**Assignment**. Pick each line that has "cloud" out of the records.

**Data records**.
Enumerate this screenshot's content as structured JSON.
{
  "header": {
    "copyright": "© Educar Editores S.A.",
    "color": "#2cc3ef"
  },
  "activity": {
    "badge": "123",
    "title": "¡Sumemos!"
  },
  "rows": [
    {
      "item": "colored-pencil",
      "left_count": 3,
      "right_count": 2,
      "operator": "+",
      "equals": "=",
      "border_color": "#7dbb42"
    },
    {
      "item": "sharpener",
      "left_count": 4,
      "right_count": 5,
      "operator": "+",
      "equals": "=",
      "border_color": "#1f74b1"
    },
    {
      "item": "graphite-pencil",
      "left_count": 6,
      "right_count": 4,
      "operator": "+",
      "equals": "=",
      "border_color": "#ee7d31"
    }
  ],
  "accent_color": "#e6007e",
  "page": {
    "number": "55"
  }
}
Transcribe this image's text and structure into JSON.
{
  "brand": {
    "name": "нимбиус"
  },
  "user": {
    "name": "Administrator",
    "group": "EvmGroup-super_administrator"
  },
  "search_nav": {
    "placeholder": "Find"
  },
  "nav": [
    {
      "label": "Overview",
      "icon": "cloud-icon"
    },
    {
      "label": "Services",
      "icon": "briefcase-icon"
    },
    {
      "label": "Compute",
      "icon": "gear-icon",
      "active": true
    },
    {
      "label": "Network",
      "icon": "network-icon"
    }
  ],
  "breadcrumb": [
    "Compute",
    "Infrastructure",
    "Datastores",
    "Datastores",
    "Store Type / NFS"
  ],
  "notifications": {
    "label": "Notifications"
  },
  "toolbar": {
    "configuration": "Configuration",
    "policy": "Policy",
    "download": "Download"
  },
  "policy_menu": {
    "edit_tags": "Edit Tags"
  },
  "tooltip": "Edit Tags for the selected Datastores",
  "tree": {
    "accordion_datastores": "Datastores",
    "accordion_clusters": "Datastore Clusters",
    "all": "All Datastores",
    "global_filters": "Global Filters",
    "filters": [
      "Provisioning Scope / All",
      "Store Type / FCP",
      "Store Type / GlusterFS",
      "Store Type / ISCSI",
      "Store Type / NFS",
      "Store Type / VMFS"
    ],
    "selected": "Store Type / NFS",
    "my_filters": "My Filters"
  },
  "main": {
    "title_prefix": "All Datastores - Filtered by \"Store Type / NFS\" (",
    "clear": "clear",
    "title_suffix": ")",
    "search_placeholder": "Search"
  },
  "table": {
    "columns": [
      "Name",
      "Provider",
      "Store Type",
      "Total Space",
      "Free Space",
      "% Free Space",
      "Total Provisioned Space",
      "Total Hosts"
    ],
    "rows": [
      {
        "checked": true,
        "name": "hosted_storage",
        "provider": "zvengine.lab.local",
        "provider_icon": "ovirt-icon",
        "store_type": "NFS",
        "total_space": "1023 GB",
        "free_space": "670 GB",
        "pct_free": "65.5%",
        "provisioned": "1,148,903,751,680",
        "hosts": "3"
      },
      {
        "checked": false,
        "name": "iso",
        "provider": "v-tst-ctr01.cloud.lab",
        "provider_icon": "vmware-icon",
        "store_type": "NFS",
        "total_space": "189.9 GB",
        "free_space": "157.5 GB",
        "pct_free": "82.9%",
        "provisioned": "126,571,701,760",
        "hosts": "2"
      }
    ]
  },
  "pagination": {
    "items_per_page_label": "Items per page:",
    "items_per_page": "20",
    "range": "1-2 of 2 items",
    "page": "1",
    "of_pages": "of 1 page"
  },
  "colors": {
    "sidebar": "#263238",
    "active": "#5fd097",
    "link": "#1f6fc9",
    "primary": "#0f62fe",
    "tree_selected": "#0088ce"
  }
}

**Solved problem**.
      "icon": "cloud-icon"
        "provider": "v-tst-ctr01.cloud.lab",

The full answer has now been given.